Garrison makes a clear and fair argument since he never takes a political stance on public education, or sides with a political party. The article gives evidence in form of direct quotes from people of varying political identity, but never deems one as right or wrong.

https://scholar.lib.vt.edu/ejournals/ALAN/v40n2/scholes.html

This article discusses a study conducted by Jon Ostenson, an assistant professor at Brigham Young University who teaches courses on young adult literature, and Justin Scholes, a high school language arts teacher. As the title suggests, the goal of the study was to analyze popular young adult dystopian novels written in the 21st century to see what they had in common in hopes of explaining what made these books so popular. Among the books studied are many we’ve discussed in class or had the option to read in our independent readings, such as the Hunger Games, Divergent, Little Brother, Feed, and a few others shown in the tables below.

A screenshot of a table of elements young adult dystopias tend to have

Second part of the table

Ostenson and Scholes then go on to explain how the dystopian fiction genre is great for developing adolescents because of its ability to introduce deeper and more complex societal issues that adolescents are beginning to understand and become interested in. Then specific elements that they believed to be attractive to young adult readers are grouped into 3 categories and discussed.

The first of these categories is “Inhumanity and Isolation.” They found that many of the novels in the study involve protagonists that see some kind of inhumanity in their society and feel isolated from friends and family that don’t share their views. Ostenson and Scholes believe many young adults can relate to this feeling of separation as they develop their own viewpoints on controversial issues.

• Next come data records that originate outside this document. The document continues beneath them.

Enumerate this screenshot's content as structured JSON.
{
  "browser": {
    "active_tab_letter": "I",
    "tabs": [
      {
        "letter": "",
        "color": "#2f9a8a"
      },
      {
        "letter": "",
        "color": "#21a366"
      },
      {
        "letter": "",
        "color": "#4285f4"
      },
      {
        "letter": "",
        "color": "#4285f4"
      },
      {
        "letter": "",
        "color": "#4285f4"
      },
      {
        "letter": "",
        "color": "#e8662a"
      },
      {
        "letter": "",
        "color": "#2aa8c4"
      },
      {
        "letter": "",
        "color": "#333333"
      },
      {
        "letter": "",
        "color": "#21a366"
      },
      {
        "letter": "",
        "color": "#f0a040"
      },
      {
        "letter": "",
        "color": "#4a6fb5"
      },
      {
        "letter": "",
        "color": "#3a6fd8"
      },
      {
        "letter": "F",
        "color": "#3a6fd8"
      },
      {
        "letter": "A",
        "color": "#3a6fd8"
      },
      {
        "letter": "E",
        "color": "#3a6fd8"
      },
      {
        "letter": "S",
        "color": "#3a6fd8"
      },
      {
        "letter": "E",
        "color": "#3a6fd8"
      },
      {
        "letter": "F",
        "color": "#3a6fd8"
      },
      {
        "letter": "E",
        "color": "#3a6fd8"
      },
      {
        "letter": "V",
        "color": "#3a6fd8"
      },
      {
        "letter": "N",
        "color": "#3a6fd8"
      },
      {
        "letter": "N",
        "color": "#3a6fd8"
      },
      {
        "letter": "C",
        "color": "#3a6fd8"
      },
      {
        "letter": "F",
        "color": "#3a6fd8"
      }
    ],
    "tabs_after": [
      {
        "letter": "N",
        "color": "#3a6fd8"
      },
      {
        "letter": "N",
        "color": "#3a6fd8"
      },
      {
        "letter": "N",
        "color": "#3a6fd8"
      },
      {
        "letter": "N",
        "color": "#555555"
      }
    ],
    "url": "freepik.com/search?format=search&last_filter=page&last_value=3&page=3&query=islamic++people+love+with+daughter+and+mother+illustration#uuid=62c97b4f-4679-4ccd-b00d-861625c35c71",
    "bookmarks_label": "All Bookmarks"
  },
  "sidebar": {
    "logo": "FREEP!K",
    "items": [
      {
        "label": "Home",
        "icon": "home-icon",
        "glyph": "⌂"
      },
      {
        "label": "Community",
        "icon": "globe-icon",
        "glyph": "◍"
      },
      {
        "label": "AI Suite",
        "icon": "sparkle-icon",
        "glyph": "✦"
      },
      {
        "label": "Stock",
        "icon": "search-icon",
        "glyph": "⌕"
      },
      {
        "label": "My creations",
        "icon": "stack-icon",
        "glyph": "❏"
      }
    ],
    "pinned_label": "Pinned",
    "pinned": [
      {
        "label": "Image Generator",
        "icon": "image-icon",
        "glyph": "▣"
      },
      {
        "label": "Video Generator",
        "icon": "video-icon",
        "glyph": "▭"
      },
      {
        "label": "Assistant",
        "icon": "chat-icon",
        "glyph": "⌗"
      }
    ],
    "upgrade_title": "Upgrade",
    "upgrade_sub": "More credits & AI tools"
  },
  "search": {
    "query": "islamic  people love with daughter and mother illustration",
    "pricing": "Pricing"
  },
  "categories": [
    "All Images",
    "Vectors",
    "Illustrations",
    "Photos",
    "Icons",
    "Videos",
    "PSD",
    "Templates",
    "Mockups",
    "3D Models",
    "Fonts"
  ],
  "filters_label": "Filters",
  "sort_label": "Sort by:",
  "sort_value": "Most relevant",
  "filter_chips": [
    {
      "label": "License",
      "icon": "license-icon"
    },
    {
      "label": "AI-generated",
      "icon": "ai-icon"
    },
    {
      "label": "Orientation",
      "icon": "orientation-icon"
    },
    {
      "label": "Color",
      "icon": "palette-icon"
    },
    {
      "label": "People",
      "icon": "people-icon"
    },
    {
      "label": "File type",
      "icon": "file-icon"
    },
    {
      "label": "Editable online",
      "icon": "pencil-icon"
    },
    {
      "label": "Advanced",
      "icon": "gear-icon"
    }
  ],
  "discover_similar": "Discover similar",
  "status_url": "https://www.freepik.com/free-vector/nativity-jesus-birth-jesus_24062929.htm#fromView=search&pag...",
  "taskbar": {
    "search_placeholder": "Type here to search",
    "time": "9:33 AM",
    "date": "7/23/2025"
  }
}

The transition to adulthood is discussed more in the next category, “Agency and Conscience: The Brink of Adulthood.” In this section, Ostenson and Scholes discuss how in many popular young adult novels, the protagonists realize their roles in society and are able to greatly contribute to reforming their respective societies, a concept that is very empowering for young adults as they begin to experience the responsibilities and power of becoming independent adults. For example, in the Hunger Games, Katniss goes from taking care of her family to becoming the figurehead for a revolution that results in the end of an oppressive government as her influence on the society of Panem increases.

The final category is an interesting one that hasn’t been discussed too often and is titled “Relationships: Platonic and Romantic.” The development of the protagonists discussed in the previous sections are often facilitated by a relationship the protagonist has, either platonic or romantic. The relationships developing young adults form influence their beliefs heavily and vice versa, an idea reflected in many popular young adult novels. For example, Marcus’ decisions in Little Brother are influenced by his friends and his love interest, Ange.

Judging from the presentations I saw this week, this source could be useful for a lot of different research topics since it analyzes what popular young adult dystopian novels seem to have in common, and many presentations I saw this week dealt with these kinds of novels and how they relate to young adults in our society, such as Young Adults: The Key to a Dystopian Hit, Dystopias and Depression: The Implications of Social Taboos in Young Adult Literature, and A Diamond From the Rough: How reading YA dystopia benefits our society.

Works Cited:

Scholes, Justin and Jon Ostenson. “Understanding the Appeal of Dytopian Young Adult Fiction.” The Alan Review, vol. 40, no. 2, 2013, https://scholar.lib.vt.edu/ejournals/ALAN/v40n2/scholes.html. Accessed 13 Mar. 2017.